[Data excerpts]
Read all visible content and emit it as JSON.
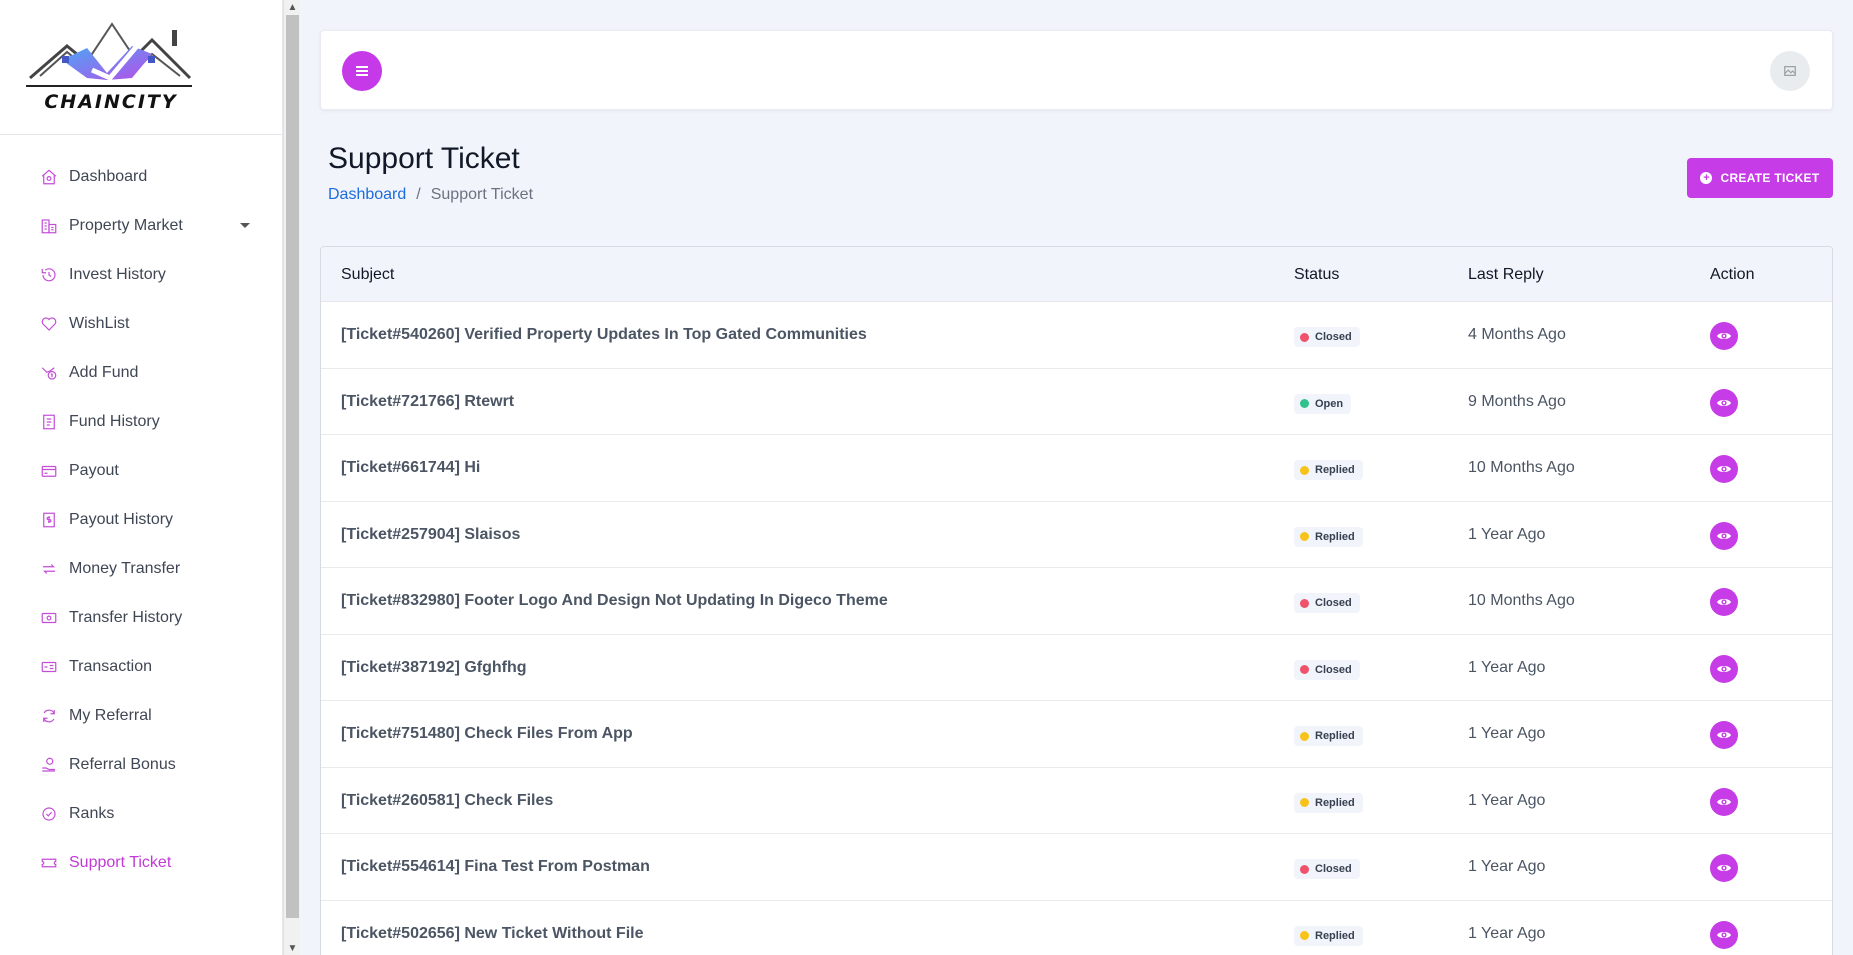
{
  "logo": {
    "text": "CHAINCITY"
  },
  "sidebar": {
    "items": [
      {
        "label": "Dashboard",
        "icon": "home-icon",
        "active": false
      },
      {
        "label": "Property Market",
        "icon": "building-icon",
        "active": false,
        "dropdown": true
      },
      {
        "label": "Invest History",
        "icon": "history-icon",
        "active": false
      },
      {
        "label": "WishList",
        "icon": "heart-icon",
        "active": false
      },
      {
        "label": "Add Fund",
        "icon": "add-fund-icon",
        "active": false
      },
      {
        "label": "Fund History",
        "icon": "receipt-icon",
        "active": false
      },
      {
        "label": "Payout",
        "icon": "credit-card-icon",
        "active": false
      },
      {
        "label": "Payout History",
        "icon": "dollar-file-icon",
        "active": false
      },
      {
        "label": "Money Transfer",
        "icon": "transfer-icon",
        "active": false
      },
      {
        "label": " Transfer History",
        "icon": "money-bill-icon",
        "active": false
      },
      {
        "label": "Transaction",
        "icon": "transaction-icon",
        "active": false
      },
      {
        "label": "My Referral",
        "icon": "refresh-icon",
        "active": false
      },
      {
        "label": "Referral Bonus",
        "icon": "hand-coin-icon",
        "active": false
      },
      {
        "label": "Ranks",
        "icon": "badge-check-icon",
        "active": false
      },
      {
        "label": "Support Ticket",
        "icon": "ticket-icon",
        "active": true
      }
    ]
  },
  "header": {
    "title": "Support Ticket",
    "breadcrumb": {
      "home": "Dashboard",
      "separator": "/",
      "current": "Support Ticket"
    },
    "create_button": "CREATE TICKET"
  },
  "table": {
    "columns": {
      "subject": "Subject",
      "status": "Status",
      "last_reply": "Last Reply",
      "action": "Action"
    },
    "rows": [
      {
        "subject": "[Ticket#540260] Verified Property Updates In Top Gated Communities",
        "status": "Closed",
        "last_reply": "4 Months Ago"
      },
      {
        "subject": "[Ticket#721766] Rtewrt",
        "status": "Open",
        "last_reply": "9 Months Ago"
      },
      {
        "subject": "[Ticket#661744] Hi",
        "status": "Replied",
        "last_reply": "10 Months Ago"
      },
      {
        "subject": "[Ticket#257904] Slaisos",
        "status": "Replied",
        "last_reply": "1 Year Ago"
      },
      {
        "subject": "[Ticket#832980] Footer Logo And Design Not Updating In Digeco Theme",
        "status": "Closed",
        "last_reply": "10 Months Ago"
      },
      {
        "subject": "[Ticket#387192] Gfghfhg",
        "status": "Closed",
        "last_reply": "1 Year Ago"
      },
      {
        "subject": "[Ticket#751480] Check Files From App",
        "status": "Replied",
        "last_reply": "1 Year Ago"
      },
      {
        "subject": "[Ticket#260581] Check Files",
        "status": "Replied",
        "last_reply": "1 Year Ago"
      },
      {
        "subject": "[Ticket#554614] Fina Test From Postman",
        "status": "Closed",
        "last_reply": "1 Year Ago"
      },
      {
        "subject": "[Ticket#502656] New Ticket Without File",
        "status": "Replied",
        "last_reply": "1 Year Ago"
      }
    ]
  },
  "colors": {
    "accent": "#c63ce6",
    "status_closed": "#f0526b",
    "status_open": "#2fc28b",
    "status_replied": "#f7c31a",
    "link": "#1d6bdc"
  }
}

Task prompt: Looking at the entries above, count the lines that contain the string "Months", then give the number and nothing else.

The completed task: 4